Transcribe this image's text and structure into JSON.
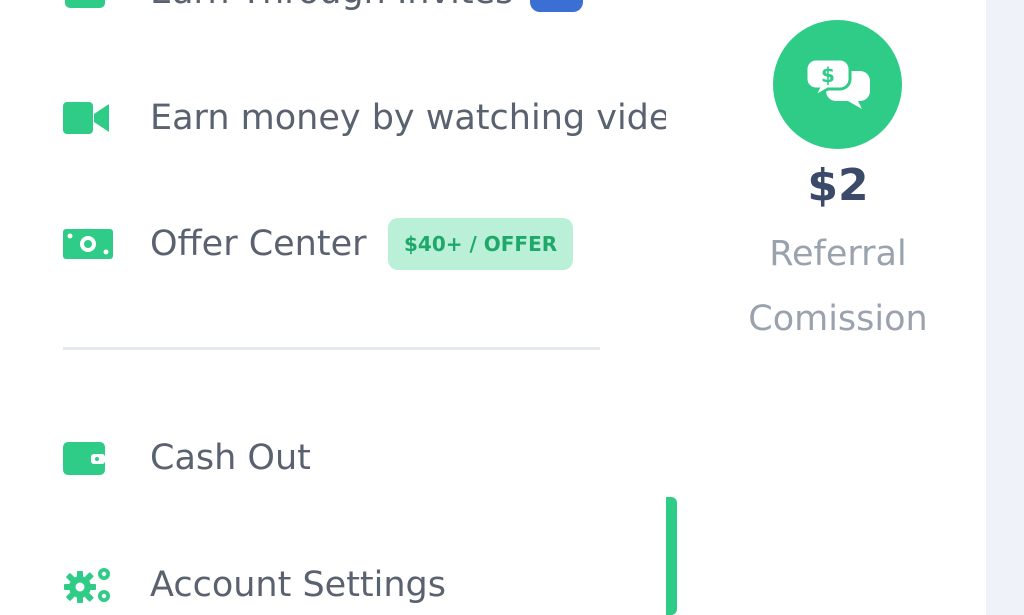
{
  "menu": {
    "items": [
      {
        "label": "Earn Through Invites",
        "icon": "invite-icon",
        "badge": "+"
      },
      {
        "label": "Earn money by watching videos",
        "icon": "video-camera-icon"
      },
      {
        "label": "Offer Center",
        "icon": "money-bill-icon",
        "badge": "$40+ / OFFER"
      },
      {
        "label": "Cash Out",
        "icon": "wallet-icon"
      },
      {
        "label": "Account Settings",
        "icon": "gears-icon"
      }
    ]
  },
  "stat": {
    "icon": "money-chat-icon",
    "value": "$2",
    "label": "Referral Comission"
  },
  "colors": {
    "accent": "#2ecc87",
    "badge_green_bg": "#baf0d8",
    "badge_green_text": "#1ea86a",
    "badge_blue_bg": "#3b6fd4",
    "text": "#5a6270",
    "stat_value": "#3b4a68",
    "stat_label": "#9aa3ad"
  }
}
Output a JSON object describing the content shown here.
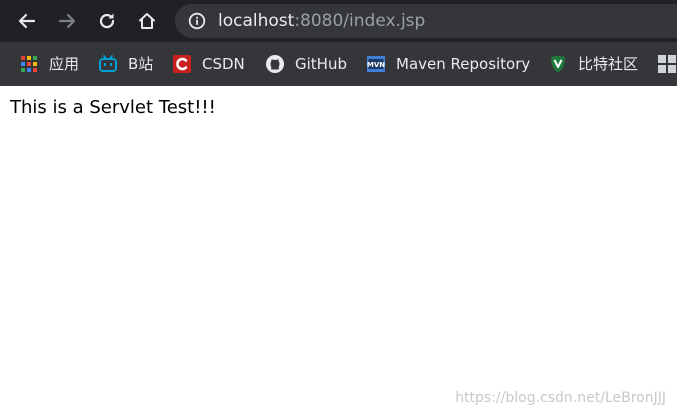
{
  "toolbar": {
    "back_icon": "back-arrow-icon",
    "forward_icon": "forward-arrow-icon",
    "reload_icon": "reload-icon",
    "home_icon": "home-icon",
    "url_host": "localhost",
    "url_rest": ":8080/index.jsp"
  },
  "bookmarks": {
    "items": [
      {
        "label": "应用",
        "icon": "apps-grid-icon"
      },
      {
        "label": "B站",
        "icon": "bilibili-icon"
      },
      {
        "label": "CSDN",
        "icon": "csdn-icon"
      },
      {
        "label": "GitHub",
        "icon": "github-icon"
      },
      {
        "label": "Maven Repository",
        "icon": "maven-icon"
      },
      {
        "label": "比特社区",
        "icon": "bit-shield-icon"
      }
    ]
  },
  "page": {
    "text": "This is a Servlet Test!!!"
  },
  "watermark": {
    "text": "https://blog.csdn.net/LeBronJJJ"
  },
  "colors": {
    "toolbar_bg": "#202124",
    "bookmarks_bg": "#35363a",
    "omnibox_bg": "#35363a",
    "text_light": "#e8eaed",
    "text_dim": "#9aa0a6",
    "csdn_red": "#c9211e",
    "bilibili_blue": "#00a1d6",
    "bit_green": "#1e7b3c"
  }
}
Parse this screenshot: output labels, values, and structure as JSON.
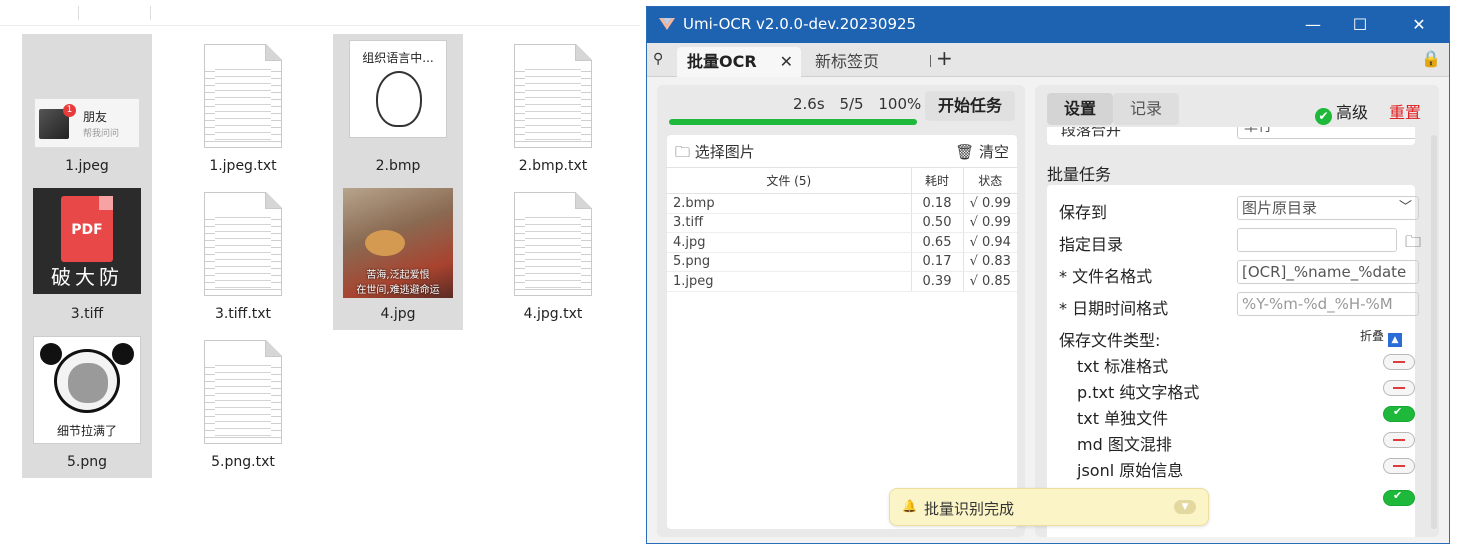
{
  "explorer": {
    "files": [
      {
        "name": "1.jpeg",
        "kind": "image"
      },
      {
        "name": "1.jpeg.txt",
        "kind": "txt"
      },
      {
        "name": "2.bmp",
        "kind": "image"
      },
      {
        "name": "2.bmp.txt",
        "kind": "txt"
      },
      {
        "name": "3.tiff",
        "kind": "image"
      },
      {
        "name": "3.tiff.txt",
        "kind": "txt"
      },
      {
        "name": "4.jpg",
        "kind": "image"
      },
      {
        "name": "4.jpg.txt",
        "kind": "txt"
      },
      {
        "name": "5.png",
        "kind": "image"
      },
      {
        "name": "5.png.txt",
        "kind": "txt"
      }
    ],
    "thumb_text": {
      "jpeg1_badge": "1",
      "jpeg1_title": "朋友",
      "jpeg1_sub": "帮我问问",
      "bmp_caption": "组织语言中...",
      "tiff_pdf": "PDF",
      "tiff_caption": "破大防",
      "jpg4_line1": "苦海,泛起爱恨",
      "jpg4_line2": "在世间,难逃避命运",
      "png_caption": "细节拉满了"
    }
  },
  "umi": {
    "title": "Umi-OCR v2.0.0-dev.20230925",
    "window_buttons": {
      "minimize": "—",
      "maximize": "☐",
      "close": "✕"
    },
    "tabs": [
      {
        "label": "批量OCR",
        "active": true,
        "close": "✕"
      },
      {
        "label": "新标签页",
        "active": false
      }
    ],
    "tab_add": "+",
    "pin_glyph": "⚲",
    "lock_glyph": "🔒",
    "stats": {
      "time": "2.6s",
      "count": "5/5",
      "percent": "100%"
    },
    "progress_fraction": 1.0,
    "start_button": "开始任务",
    "select_images": "🗀 选择图片",
    "clear": "🗑 清空",
    "table": {
      "headers": {
        "file": "文件 (5)",
        "time": "耗时",
        "status": "状态"
      },
      "rows": [
        {
          "file": "2.bmp",
          "time": "0.18",
          "status": "√ 0.99"
        },
        {
          "file": "3.tiff",
          "time": "0.50",
          "status": "√ 0.99"
        },
        {
          "file": "4.jpg",
          "time": "0.65",
          "status": "√ 0.94"
        },
        {
          "file": "5.png",
          "time": "0.17",
          "status": "√ 0.83"
        },
        {
          "file": "1.jpeg",
          "time": "0.39",
          "status": "√ 0.85"
        }
      ]
    },
    "settings": {
      "tab_settings": "设置",
      "tab_records": "记录",
      "advanced": "高级",
      "reset": "重置",
      "cut_label": "段落合并",
      "cut_value": "单行",
      "section_title": "批量任务",
      "save_to_label": "保存到",
      "save_to_value": "图片原目录",
      "dir_label": "指定目录",
      "dir_value": "",
      "filename_label": "* 文件名格式",
      "filename_value": "[OCR]_%name_%date",
      "datetime_label": "* 日期时间格式",
      "datetime_value": "%Y-%m-%d_%H-%M",
      "filetypes_label": "保存文件类型:",
      "fold_label": "折叠",
      "filetypes": [
        {
          "label": "txt 标准格式",
          "on": false
        },
        {
          "label": "p.txt 纯文字格式",
          "on": false
        },
        {
          "label": "txt 单独文件",
          "on": true
        },
        {
          "label": "md 图文混排",
          "on": false
        },
        {
          "label": "jsonl 原始信息",
          "on": false
        }
      ]
    },
    "toast": {
      "message": "批量识别完成",
      "bell": "🔔",
      "chevron": "▼"
    },
    "colors": {
      "titlebar": "#1e63b2",
      "progress": "#1eb93a",
      "toggle_on": "#1eb93a",
      "reset": "#e02020"
    }
  }
}
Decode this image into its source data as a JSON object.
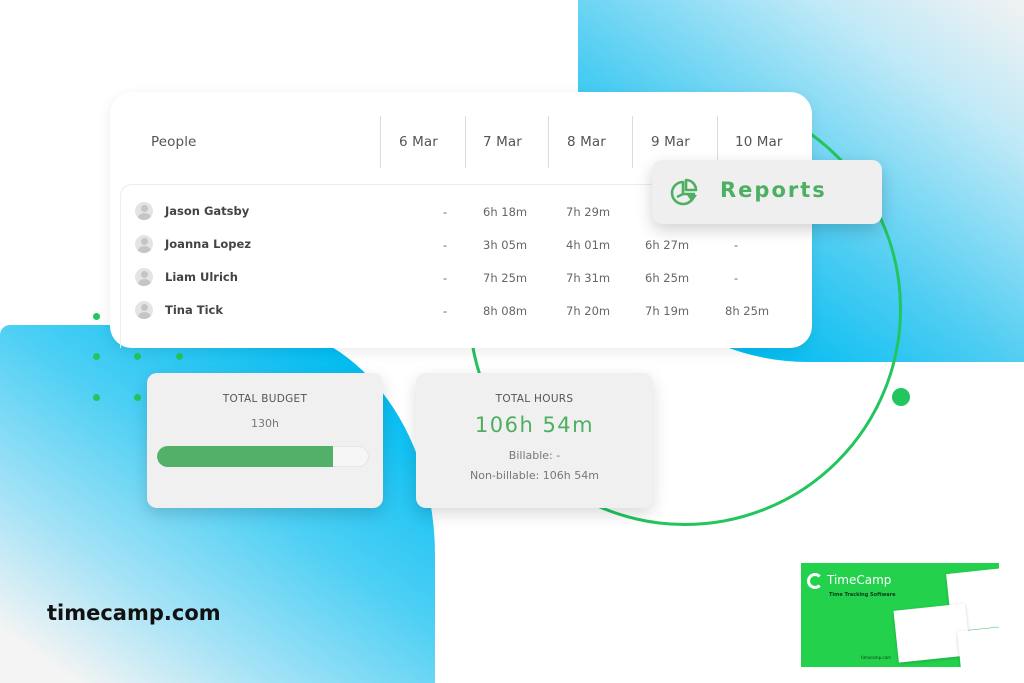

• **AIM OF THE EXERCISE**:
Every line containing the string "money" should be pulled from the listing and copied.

• **RESULT BELOW**:
        "label": "Earn money by watching videos",
        "icon": "money-bill-icon",
    "icon": "money-chat-icon",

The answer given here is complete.